by Ben Worthen

Anti-Terrorism Legislation

Nov 15, 20013 mins

Response to Terror

After the Sept. 11 terrorist attacks, Attorney General John Ashcroft sought expansion of governmental police powers, which may be as troubling as it is reassuring to CIOs. Many provisions of the antiterrorism legislation debated last month in Congress?which aims to expand federal electronic surveillance powers and give investigators access to more corporate records?have been kicking around for years. Law enforcement officials wanted them mainly to pursue drug dealers using cell phones and e-mail. But in the unfettered ’90s, these ideas went nowhere because civil libertarians and company executives alike saw too much potential for officials to abuse their power and quash the online economy. But most Americans now seem to think that less privacy is a small price to pay to sniff out terrorists.

Stewart Baker, a lawyer with Washington, D.C.-based law firm Steptoe and Johnson and former general counsel for the National Security Agency, sees little direct impact on most companies from this first round of legislation.

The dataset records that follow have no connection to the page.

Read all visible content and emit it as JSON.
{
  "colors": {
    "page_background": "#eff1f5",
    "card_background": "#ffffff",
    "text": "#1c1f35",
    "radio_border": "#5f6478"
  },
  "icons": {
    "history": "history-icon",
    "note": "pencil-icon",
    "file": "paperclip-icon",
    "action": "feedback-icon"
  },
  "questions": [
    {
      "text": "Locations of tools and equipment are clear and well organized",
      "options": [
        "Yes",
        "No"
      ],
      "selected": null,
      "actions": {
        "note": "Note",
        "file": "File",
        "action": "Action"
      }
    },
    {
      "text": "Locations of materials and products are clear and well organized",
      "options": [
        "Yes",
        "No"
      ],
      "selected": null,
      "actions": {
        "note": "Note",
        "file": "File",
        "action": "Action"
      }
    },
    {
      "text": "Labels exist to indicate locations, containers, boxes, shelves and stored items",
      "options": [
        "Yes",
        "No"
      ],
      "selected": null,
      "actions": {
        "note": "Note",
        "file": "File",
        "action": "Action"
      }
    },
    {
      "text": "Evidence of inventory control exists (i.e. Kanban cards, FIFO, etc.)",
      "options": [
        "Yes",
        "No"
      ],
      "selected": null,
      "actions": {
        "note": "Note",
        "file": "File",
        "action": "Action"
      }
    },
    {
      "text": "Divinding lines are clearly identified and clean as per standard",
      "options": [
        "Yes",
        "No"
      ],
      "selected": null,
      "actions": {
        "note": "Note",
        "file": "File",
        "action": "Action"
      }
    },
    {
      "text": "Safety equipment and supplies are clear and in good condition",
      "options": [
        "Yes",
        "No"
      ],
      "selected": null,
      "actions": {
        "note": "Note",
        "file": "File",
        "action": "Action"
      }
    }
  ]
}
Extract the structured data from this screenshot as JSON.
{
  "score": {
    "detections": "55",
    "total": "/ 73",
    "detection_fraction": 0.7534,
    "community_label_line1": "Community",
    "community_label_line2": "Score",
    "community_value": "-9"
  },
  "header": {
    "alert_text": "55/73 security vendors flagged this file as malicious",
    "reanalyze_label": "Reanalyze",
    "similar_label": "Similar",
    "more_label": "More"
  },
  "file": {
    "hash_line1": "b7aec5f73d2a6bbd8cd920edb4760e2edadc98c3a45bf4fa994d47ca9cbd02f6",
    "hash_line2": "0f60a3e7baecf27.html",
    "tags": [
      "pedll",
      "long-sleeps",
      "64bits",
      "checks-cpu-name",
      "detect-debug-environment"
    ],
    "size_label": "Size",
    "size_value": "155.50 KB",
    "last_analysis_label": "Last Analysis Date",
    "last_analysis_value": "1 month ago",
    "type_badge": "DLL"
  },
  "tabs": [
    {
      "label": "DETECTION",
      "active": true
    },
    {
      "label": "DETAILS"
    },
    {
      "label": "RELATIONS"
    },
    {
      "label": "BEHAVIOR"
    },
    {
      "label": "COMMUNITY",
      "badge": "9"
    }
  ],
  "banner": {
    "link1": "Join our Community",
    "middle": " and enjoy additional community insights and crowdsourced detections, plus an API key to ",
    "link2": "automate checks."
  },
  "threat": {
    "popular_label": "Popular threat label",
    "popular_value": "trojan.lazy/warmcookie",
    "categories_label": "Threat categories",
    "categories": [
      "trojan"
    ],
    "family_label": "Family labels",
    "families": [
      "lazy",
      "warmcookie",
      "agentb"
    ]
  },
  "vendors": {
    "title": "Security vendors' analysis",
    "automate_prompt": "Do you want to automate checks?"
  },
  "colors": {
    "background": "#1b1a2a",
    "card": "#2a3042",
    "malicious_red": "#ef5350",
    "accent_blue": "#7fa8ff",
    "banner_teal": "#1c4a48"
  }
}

Provisions that would give investigators the right to subpoena Internet addresses and credit card information would mainly affect ISPs and financial institutions. Unless you are the CIO of the Cali cartel, Baker says, you probably won’t see the FBI knocking on the door to your data center too often.

But the prevailing mood in Congress is to get as much information into investigators’ hands as possible. According to House and Senate staff members, that means future legislation will seek to obtain more data from private sources, including both individuals and businesses. Lawmakers aren’t saying yet what else they plan to pull out of their hats, but an aide to Sen. Patrick Leahy (D-Vt.), chairman of the Senate Judiciary Committee, says, “There’s no question that this [antiterrorism legislation] is just the initial request from the administration.”

The attacks have already given new life to other unresolved debates, such as whether the federal government should have the keys to open encrypted data files that suspects exchange online. Sen. Judd Gregg (R-N.H.) says he’s heard for years that the FBI needs to be able not just to intercept e-mail from suspected criminals and terrorists, but also to read any scrambled messages. He wants hardware and software companies to build decoding capability into their encryption products. Technology companies counter that giving government this decryption power would cripple consumer faith in e-commerce.

Meanwhile, a recent executive order from President Bush that is designed to combat money laundering could affect anybody who handles money, not just big banks, notes Baker. The order expands the list of organizations with suspected terrorist ties with which U.S. companies are forbidden to do business. Baker thinks that could result in such a large list of people and businesses that are off-limits that CIOs would need to install systems to prevent such transactions.

Baker says that if it turns out that terrorists operating in the United States took advantage of the way business is done here, Congress won’t hesitate to change the rules. At press time, Congress was debating a provision in antiterrorism legislation that would require consumer credit reporting agencies to give the government any information related to a terrorism investigation. Civil liberties advocates such as Rep. John Conyers (D-Mich.) say individual rights are at the greatest risk “at times of inflamed passions and national anger.” Today, it’s not just individual rights but also freedom from government regulation of commerce that may be on the line. Even Conyers thinks fighting terrorism will probably require some concessions by individuals and the private sector to improve public security.